Catholic Encyclopedia (1913)/Marianus Scotus
There were two Irish scholars of this name who attained distinction in the eleventh century. Both spent the greater part of their lives in Germany.
(1) MARIANUS SCOTUS, the chronicler, whose Irish name was Maelbrigte, or "Servant of Brigid", born, according to his own "Chronicle", in Ireland in 1028; died at Mainz, 1082. From the same source we learn also that in 1052 he became a monk, assuming the name Marianus, and that in 1056 he went to Cologne, where he entered the Irish monastery of St. Martin. Two years later, he tells us, he went to Fulda, visited Paderborn, and in 1059 was ordained priest at Würzburg. In 1060 he became a hermit, or recluse, at Fulda, whence in 1070 he moved to Mainz in obedience to an order from his former abbot, Siegfried, who was now archbishop of that see. His remains were interred in the monastery of St. Martin at Mainz. The only work which can with certainty be ascribed to Marianus is the "Universal Chronicle" (the incipit has the title "Mariana Scoti cronica clara"), a history of the world, year by year, from the beginning of the Christian era down to 1082. It has been published in various editions, the best of which are the Waitz edition in the "Monumenta Germaniæ" (V, 481 sqq.) and Migne's (P. L., CLXVII, 623 sqq.). It exists in at least two eleventh-century manuscripts, one of which (Vatican, 830) has strong claims to be considered an autograph. The material which Marianus gathered together with a great deal of intelligent industry was used very freely by subsequent chroniclers, such as Florence of Worcester and Siegbert of Gembloux. The chronological system, however, which Marianus defended as preferable, and which was based on his contention that the date of Christ's birth given by Dionysius Exiguus was twenty-two years too late, did not meet with general acceptance. He himself gives both systems. Besides the "Chronicle" several other works were ascribed to Marianus owing to a confusion of his name with that of his countryman, Marianus, Abbot of St. Peter's at Ratisbon.

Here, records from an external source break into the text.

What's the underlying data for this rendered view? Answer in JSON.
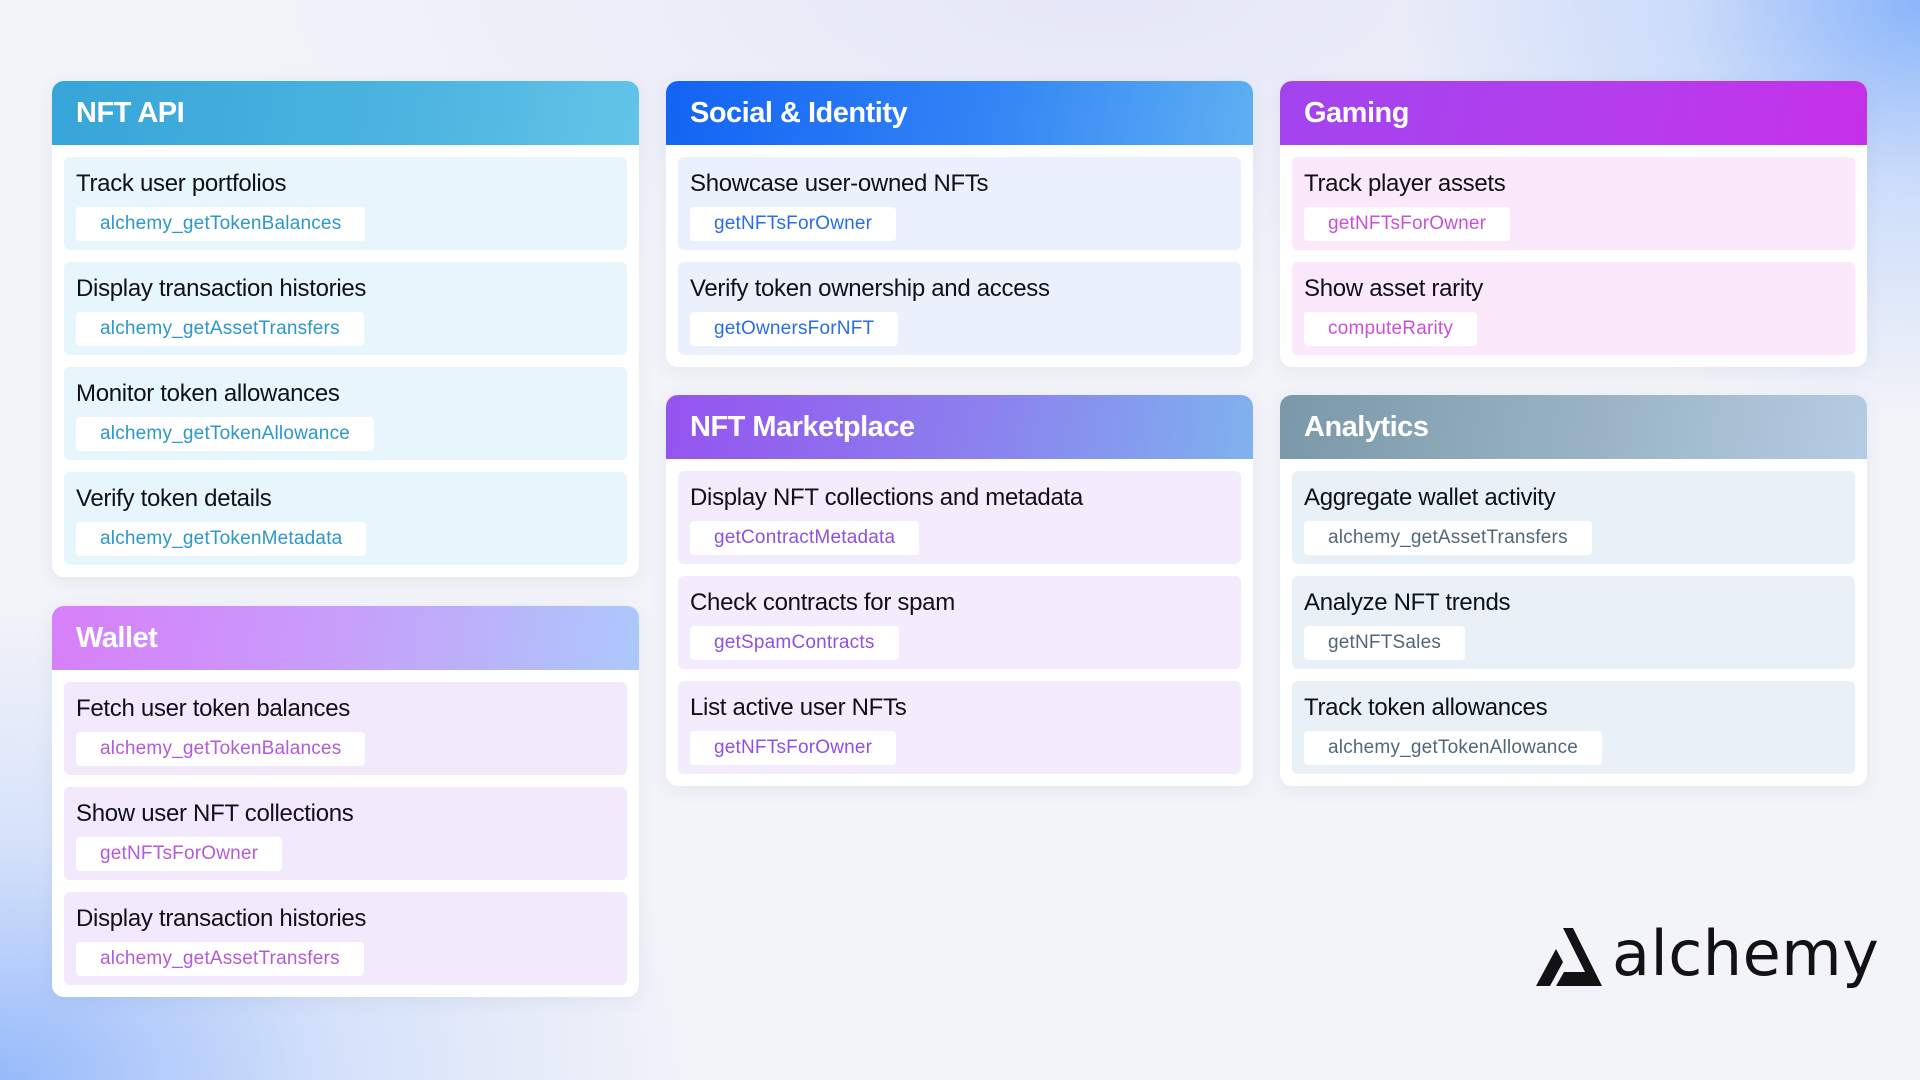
{
  "cards": {
    "nft_api": {
      "title": "NFT API",
      "items": [
        {
          "title": "Track user portfolios",
          "method": "alchemy_getTokenBalances"
        },
        {
          "title": "Display transaction histories",
          "method": "alchemy_getAssetTransfers"
        },
        {
          "title": "Monitor token allowances",
          "method": "alchemy_getTokenAllowance"
        },
        {
          "title": "Verify token details",
          "method": "alchemy_getTokenMetadata"
        }
      ]
    },
    "wallet": {
      "title": "Wallet",
      "items": [
        {
          "title": "Fetch user token balances",
          "method": "alchemy_getTokenBalances"
        },
        {
          "title": "Show user NFT collections",
          "method": "getNFTsForOwner"
        },
        {
          "title": "Display transaction histories",
          "method": "alchemy_getAssetTransfers"
        }
      ]
    },
    "social": {
      "title": "Social & Identity",
      "items": [
        {
          "title": "Showcase user-owned NFTs",
          "method": "getNFTsForOwner"
        },
        {
          "title": "Verify token ownership and access",
          "method": "getOwnersForNFT"
        }
      ]
    },
    "marketplace": {
      "title": "NFT Marketplace",
      "items": [
        {
          "title": "Display NFT collections and metadata",
          "method": "getContractMetadata"
        },
        {
          "title": "Check contracts for spam",
          "method": "getSpamContracts"
        },
        {
          "title": "List active user NFTs",
          "method": "getNFTsForOwner"
        }
      ]
    },
    "gaming": {
      "title": "Gaming",
      "items": [
        {
          "title": "Track player assets",
          "method": "getNFTsForOwner"
        },
        {
          "title": "Show asset rarity",
          "method": "computeRarity"
        }
      ]
    },
    "analytics": {
      "title": "Analytics",
      "items": [
        {
          "title": "Aggregate wallet activity",
          "method": "alchemy_getAssetTransfers"
        },
        {
          "title": "Analyze NFT trends",
          "method": "getNFTSales"
        },
        {
          "title": "Track token allowances",
          "method": "alchemy_getTokenAllowance"
        }
      ]
    }
  },
  "logo": {
    "text": "alchemy",
    "icon": "alchemy-logo-icon"
  },
  "colors": {
    "nft_api": "#36a5d8",
    "social": "#1263f3",
    "gaming": "#b43eed",
    "marketplace": "#9553ef",
    "analytics": "#7a98a8",
    "wallet": "#d77ff9"
  }
}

(2) MARIANUS SCOTUS, Abbot of St. Peter's at Ratisbon, born in Ireland before the middle of the eleventh century; died at Ratisbon towards the end of the eleventh century, probably in 1088. In 1067 he left his native country, intending to make a pilgrimage to Rome. Like many of his countrymen, however, who visited the Continent, he decided to settle in Germany, and did not return to Ireland. At Bamberg he became a Benedictine monk, and thence he went with some companions to Ratisbon (or Regensburg), where he founded the monastery of St. Peter and became its first abbot. After his death he was honoured as a saint, his feast being observed on 17 April, 4 July, or, according to the Bollandists, on 9 February. Marianus devoted himself to transcribing and glossing the text of the Scriptures. His success as a scribe, and the exceptional beauty of his calligraphy may be judged by a specimen of his work which has come down to us. This is Codex 1247 of the Imperial Library of Vienna containing the Epistles of St. Paul with glosses, some of which are in Latin and others in Irish. The latter were collected and published by Zeuss in his "Grammatica Celtica" (p. xxiv). The manuscript ends with the words "In honore individuæ trinitatis Marianus Scotus scripsit hunc librum suis fratribus peregrinis . . ." (the date given is 16 May, 1078). Over the words 'Marianus Scotus" is the gloss: "Muirdach trog macc robartaig, i. e. Marianus miser filius Robartaci." The Irish form of his name was, therefore, Muirdach (from the root muir; hence, instead of the Latin form Marianus, there sometimes occurs Pelagius), and his family name was Robartaig, or Rafferty.
(1) P. L., CXLVII, 602 sqq.; Mon. Germ. Hist.: Script., V, 481 sqq.; HAUSSEN, Diss. critica de antiquiss. cod. chronici Mar. Scoti (Frankfort, 1782); WATTENBACH, Deutschlands Geschichtsquellen. II (Berlin, 1874), 83 sqq.
(2) Acta SS., Feb., II, 361 sqq.; Revue celtique, I (1870), 262 sqq.; Proceed., Royal Irish Acad., VII, 290 sqq.; Verhandl. hist. Ver. Oberpfalz-Regensburg (1879), XXVI.